For example, although they are a privacy company, they don't advertise bluetooth beacons and deep linking to their users.
Any solutions have to be software-side, like an external indicator light when images are saved in some form. I think Google Glass attempted that too.
1/ The first concern pops into my head is having a recording device nearly always on. In reality, there is no way you can prevent people to take photos and/or videos using smartphone when something interesting is happening in the public. It takes less than 5 seconds for people to take the phone out of their pockets and start recording. Then what's the real difference between camera on the face or camera in the pocket?
2/ The Glass-Hole issue. People always blame the camera as the ultimate evil. I'm not that sure.

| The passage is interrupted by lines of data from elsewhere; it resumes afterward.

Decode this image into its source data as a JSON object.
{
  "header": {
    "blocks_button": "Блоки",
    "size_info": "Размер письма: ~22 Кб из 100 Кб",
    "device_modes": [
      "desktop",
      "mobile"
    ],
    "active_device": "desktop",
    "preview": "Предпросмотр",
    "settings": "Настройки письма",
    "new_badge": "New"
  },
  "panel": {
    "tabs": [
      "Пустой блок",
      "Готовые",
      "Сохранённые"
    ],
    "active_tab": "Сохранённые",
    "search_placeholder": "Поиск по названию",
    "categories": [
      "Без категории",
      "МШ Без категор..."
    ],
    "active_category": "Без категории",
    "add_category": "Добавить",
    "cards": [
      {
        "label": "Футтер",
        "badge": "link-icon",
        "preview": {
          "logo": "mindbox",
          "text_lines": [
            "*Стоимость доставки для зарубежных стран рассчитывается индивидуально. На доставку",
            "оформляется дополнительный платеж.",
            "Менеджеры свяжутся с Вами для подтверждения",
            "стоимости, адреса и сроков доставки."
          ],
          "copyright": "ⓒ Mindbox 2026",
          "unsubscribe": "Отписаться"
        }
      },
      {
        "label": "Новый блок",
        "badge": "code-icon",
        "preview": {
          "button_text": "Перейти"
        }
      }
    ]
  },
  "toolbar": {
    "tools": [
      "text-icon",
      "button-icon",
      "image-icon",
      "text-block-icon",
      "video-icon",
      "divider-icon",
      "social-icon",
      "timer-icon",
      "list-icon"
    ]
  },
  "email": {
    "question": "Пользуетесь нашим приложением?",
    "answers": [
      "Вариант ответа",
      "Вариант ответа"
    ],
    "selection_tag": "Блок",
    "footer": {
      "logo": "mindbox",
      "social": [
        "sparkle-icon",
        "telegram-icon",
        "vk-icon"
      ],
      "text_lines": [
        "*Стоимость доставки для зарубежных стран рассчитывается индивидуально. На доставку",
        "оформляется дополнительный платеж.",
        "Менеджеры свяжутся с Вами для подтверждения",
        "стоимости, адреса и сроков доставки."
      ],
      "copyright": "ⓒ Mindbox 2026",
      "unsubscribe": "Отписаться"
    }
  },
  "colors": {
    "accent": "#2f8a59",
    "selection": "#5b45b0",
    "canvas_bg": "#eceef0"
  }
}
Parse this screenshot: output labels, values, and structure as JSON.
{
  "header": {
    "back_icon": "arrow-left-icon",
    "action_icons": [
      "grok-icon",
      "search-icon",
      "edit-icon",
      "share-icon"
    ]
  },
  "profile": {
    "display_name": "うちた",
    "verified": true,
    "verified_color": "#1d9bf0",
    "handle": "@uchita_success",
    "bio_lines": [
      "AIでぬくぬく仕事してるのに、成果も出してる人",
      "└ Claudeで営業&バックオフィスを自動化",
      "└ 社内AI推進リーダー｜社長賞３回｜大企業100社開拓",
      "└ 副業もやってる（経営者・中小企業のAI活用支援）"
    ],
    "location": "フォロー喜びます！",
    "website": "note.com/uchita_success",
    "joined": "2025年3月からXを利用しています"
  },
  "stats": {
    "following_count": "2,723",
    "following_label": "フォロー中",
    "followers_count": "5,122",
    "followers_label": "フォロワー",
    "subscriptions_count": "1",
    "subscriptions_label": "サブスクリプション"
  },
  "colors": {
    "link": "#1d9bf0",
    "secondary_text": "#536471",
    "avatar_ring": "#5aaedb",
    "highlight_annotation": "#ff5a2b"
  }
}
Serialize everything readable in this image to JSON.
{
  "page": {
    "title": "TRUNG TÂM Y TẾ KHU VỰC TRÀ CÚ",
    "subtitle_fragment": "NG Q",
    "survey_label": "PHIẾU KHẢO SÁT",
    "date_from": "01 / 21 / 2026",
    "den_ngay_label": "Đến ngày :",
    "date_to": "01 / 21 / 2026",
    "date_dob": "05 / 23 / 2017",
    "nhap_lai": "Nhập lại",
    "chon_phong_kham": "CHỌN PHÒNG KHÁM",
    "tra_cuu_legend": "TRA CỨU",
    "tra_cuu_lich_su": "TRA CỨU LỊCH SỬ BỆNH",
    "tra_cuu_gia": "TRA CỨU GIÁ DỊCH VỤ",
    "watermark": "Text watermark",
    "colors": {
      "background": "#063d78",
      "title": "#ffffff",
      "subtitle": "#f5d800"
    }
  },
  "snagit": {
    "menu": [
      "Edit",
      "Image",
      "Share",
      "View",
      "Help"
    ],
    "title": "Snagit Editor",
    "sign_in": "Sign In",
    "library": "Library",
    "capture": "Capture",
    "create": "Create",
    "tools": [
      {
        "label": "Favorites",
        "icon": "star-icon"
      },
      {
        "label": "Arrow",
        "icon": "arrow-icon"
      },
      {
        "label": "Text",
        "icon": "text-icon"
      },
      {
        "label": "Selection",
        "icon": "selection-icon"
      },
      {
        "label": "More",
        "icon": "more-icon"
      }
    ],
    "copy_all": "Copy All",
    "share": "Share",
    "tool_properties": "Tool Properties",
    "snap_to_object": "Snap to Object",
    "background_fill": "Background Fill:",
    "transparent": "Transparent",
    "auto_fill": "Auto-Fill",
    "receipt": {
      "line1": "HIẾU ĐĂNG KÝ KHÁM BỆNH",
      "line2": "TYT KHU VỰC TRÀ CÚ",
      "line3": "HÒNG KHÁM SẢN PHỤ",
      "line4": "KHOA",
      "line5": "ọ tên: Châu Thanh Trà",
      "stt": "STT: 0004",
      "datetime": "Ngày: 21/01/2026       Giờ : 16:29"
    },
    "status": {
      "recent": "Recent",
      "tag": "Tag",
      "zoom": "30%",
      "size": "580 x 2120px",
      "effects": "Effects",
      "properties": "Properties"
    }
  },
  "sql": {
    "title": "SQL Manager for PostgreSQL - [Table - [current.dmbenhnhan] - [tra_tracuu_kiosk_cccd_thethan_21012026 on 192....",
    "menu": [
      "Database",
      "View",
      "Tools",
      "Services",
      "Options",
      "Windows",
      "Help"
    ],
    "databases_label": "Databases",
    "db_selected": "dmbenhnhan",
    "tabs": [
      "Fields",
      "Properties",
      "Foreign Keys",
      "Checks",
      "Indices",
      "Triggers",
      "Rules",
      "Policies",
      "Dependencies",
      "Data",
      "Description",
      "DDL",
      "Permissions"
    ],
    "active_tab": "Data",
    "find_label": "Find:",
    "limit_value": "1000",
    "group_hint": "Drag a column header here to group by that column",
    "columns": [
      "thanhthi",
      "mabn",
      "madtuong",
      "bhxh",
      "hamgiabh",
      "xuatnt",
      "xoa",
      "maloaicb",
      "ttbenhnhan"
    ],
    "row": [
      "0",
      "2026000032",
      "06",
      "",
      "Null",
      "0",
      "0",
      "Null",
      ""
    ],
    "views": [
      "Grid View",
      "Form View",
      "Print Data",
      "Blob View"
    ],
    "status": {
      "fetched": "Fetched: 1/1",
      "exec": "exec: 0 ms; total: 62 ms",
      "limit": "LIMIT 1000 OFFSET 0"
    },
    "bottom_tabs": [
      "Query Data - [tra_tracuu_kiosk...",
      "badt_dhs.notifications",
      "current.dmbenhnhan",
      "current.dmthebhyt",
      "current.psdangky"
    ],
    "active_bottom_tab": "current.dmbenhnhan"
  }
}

Remember, the original Google Glass was basically a piece of not-that-useful-to-put-it-nicely gadget that costs $1500. Honestly, back then, I thought whoever is buying those stuff that just overpaid nerdy douchebags (I'm thinking that way mainly because I cannot afford it). I'm not sure having a camera is the biggest issue; but having a camera is probably the biggest issue that you can publicly talk about.
3/ Trust issue, i.e. whether Google/Apple/FB are secretively collecting those video feed. Or even worse: what if the business model of future AR products depending on collecting those video feed.
That’s very different from an accessory like glasses, which are typically on somebody’s face all the time, whether or not they’re being used for photo functionality, with a hidden camera constantly pointed at whoever they’re talking to or whatever they’re looking at. You may never know that a photo or video or other recordings of you, of your property, of your company secrets, of national security, etc are imminent or already taking place.
“What’s the real difference” is kind of absurdly obvious, yes?
My originally argument is focusing on point 1: people can already _use_ smartphones to take pictures and to record videos as easily/convenient as using a wearable camera.
On the point 2. I totally agree with you, wearables will make it easier to conceal the camera and that is a bad thing. I guess the takeaway here is that the camera isn't the problem, the problem is being able to conceal the camera.
My primary recording device is 100% socially acceptable to have deployed at all times. Recording would be unacceptable, but no one can tell if I am recording. (To be clear, I am not recording.)
There is no technical difference between this and camera glasses. It is just a weird public perception problem for the glasses.
People know how phones work, you press a button to start recording. AR Glasses are expected to capture at all times, recording or sending to cloud for analysis. And that is what no one would like.
The ubiquity of cameras is becoming more accepted too, I think Google Glass released now might just have made it.
C'mon, y'all are using credit cards, cell phones, Google, smart speakers, etc. You'll be wearing always-on cameras soon enough.
The technology in the article solves that
To quote from the iPhone 11 page:
> The new Apple‑designed U1 chip uses Ultra Wideband technology for spatial awareness — allowing iPhone 11 to understand its precise location relative to other nearby U1‑equipped Apple devices.
this reminds me a bit of how VORs work https://en.wikipedia.org/wiki/VHF_omnidirectional_range
(Signed: someone whose spouse "can't find my airpods, I was sure they were in this bag …")
Thereafter: full inventory control and location of all your e-waste-to-be?
The range finding is accurate.
So long as one is dealing with a few devices, it is incredibly effective. It's not going to be GPS for the house, but it does make proximity triggers reliable.
With indoor positioning, the anchors aren't positioned as precisely as GPS satellites, nor do they have the same quality clocks. Thus time of flight is done with a call and response per device.
It was hard to setup positioning for more than 1x device... remember that 1x device is range finding to 4x anchors.
Am sure these problems can be solved, but in the near term think this is more about precise distance rather than position.